• [TASK STATEMENT] Report, from the records below, every line where the word "Penjual" appears.

== INPUT ==

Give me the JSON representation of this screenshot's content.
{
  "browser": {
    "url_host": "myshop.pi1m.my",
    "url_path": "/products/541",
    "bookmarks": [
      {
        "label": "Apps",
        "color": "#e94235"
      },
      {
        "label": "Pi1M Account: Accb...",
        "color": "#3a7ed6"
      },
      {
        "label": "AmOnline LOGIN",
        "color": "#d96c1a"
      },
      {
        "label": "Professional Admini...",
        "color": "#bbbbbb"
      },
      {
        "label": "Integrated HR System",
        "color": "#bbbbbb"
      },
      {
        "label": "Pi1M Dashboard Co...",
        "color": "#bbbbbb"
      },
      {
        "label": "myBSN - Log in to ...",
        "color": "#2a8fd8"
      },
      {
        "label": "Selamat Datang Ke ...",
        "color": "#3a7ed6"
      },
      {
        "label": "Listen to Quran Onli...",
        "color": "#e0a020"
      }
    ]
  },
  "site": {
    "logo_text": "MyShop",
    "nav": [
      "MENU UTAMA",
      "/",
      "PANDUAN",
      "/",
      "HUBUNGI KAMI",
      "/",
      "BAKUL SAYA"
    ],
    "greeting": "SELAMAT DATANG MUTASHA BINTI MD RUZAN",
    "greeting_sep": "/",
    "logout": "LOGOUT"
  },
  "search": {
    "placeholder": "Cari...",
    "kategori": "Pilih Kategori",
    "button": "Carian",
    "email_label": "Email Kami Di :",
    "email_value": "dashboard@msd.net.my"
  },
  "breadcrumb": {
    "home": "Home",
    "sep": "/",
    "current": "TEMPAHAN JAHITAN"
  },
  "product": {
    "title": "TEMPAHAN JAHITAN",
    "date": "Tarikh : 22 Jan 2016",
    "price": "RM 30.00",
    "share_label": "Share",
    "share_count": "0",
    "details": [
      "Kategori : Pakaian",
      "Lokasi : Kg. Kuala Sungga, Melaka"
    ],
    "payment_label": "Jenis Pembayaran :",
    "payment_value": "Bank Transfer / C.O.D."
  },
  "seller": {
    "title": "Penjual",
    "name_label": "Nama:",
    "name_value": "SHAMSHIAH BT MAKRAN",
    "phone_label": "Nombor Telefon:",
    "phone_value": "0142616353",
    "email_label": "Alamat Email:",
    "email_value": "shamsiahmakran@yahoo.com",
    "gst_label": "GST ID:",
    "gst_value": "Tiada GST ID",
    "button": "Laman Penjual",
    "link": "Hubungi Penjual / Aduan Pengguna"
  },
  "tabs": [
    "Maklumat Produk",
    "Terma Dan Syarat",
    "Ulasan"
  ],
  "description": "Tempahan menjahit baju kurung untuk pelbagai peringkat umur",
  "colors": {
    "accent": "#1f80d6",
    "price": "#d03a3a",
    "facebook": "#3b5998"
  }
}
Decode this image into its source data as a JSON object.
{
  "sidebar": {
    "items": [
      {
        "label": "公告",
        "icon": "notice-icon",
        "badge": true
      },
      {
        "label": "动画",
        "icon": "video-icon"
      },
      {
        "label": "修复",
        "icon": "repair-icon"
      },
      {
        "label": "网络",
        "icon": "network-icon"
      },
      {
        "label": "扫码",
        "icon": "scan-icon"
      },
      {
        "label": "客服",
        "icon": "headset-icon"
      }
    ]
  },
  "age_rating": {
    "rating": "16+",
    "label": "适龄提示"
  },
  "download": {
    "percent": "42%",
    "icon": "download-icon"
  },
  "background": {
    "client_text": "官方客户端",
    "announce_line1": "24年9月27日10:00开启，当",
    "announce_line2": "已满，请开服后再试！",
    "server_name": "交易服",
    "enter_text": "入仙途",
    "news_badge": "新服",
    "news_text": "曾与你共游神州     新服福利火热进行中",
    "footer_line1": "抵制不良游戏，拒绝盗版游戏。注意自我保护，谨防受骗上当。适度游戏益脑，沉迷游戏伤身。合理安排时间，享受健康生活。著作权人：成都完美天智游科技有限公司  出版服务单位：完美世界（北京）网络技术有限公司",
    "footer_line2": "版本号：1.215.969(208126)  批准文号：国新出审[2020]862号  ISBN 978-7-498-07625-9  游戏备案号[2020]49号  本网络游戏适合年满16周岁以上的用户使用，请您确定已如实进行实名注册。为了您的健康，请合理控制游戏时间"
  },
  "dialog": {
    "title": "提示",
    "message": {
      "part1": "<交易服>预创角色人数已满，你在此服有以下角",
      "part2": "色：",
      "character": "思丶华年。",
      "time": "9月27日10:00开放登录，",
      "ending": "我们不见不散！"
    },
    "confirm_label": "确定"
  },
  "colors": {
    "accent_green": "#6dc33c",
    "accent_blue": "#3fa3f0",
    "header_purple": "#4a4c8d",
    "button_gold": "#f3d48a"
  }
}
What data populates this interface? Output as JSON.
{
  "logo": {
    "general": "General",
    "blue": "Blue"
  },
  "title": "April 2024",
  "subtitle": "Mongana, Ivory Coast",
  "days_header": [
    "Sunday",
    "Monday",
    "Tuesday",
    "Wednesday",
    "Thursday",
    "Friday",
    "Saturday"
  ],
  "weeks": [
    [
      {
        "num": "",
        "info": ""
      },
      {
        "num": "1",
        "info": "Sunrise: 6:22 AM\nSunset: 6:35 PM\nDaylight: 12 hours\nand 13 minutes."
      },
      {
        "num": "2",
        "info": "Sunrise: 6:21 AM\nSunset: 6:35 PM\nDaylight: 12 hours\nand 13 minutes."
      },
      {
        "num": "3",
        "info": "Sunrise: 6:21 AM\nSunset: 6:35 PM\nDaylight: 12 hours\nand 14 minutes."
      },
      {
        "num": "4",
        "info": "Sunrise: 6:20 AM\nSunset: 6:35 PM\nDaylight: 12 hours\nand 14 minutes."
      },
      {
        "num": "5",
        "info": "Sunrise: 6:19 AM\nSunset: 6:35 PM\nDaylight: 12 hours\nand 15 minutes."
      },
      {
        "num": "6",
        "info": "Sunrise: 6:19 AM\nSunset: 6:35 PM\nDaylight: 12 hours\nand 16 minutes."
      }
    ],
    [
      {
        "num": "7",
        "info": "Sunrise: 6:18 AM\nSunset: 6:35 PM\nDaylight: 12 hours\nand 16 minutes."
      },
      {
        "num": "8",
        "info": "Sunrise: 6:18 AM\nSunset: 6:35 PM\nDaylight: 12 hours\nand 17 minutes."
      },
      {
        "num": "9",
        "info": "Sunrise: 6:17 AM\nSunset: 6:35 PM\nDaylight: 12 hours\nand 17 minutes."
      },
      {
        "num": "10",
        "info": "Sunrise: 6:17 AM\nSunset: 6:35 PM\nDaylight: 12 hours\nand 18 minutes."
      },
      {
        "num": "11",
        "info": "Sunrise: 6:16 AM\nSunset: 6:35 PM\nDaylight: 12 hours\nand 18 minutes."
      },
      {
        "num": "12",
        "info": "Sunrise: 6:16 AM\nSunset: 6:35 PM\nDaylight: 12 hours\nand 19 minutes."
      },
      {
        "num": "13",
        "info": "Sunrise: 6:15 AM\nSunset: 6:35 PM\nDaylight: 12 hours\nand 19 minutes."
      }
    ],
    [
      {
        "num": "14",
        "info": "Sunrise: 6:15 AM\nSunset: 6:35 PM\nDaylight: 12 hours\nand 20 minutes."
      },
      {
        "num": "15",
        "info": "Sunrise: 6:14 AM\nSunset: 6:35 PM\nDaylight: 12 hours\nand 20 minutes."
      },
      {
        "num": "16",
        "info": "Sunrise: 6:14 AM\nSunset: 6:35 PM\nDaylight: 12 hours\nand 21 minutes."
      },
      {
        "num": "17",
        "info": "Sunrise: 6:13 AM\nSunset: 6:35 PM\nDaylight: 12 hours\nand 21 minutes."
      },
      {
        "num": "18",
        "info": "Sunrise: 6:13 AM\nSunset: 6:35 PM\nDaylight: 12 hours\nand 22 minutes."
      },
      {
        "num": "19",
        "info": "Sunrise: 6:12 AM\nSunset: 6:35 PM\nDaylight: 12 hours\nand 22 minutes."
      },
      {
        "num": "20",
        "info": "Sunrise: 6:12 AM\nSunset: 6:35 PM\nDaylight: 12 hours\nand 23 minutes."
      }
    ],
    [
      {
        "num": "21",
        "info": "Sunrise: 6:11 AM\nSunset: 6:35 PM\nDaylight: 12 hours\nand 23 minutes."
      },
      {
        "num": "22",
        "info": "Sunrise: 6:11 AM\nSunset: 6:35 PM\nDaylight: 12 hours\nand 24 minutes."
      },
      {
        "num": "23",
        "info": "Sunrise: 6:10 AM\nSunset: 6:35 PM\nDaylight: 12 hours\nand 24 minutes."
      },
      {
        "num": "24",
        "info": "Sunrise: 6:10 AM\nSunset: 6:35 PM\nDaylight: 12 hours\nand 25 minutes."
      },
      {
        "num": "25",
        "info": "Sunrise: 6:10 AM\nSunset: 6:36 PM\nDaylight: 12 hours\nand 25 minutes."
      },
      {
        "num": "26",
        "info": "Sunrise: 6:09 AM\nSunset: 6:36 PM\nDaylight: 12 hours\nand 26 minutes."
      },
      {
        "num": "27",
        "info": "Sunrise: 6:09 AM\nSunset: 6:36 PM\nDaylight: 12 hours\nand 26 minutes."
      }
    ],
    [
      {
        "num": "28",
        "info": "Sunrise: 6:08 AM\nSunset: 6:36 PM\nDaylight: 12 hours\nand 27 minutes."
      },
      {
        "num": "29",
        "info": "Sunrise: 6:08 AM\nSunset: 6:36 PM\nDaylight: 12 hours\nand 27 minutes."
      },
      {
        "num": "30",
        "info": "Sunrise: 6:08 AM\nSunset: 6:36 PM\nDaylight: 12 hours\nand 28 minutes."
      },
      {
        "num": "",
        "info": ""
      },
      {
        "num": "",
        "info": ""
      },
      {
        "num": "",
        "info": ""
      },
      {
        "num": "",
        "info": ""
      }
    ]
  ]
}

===

• [EXERCISE SOLUTION]
    "title": "Penjual",
    "button": "Laman Penjual",
    "link": "Hubungi Penjual / Aduan Pengguna"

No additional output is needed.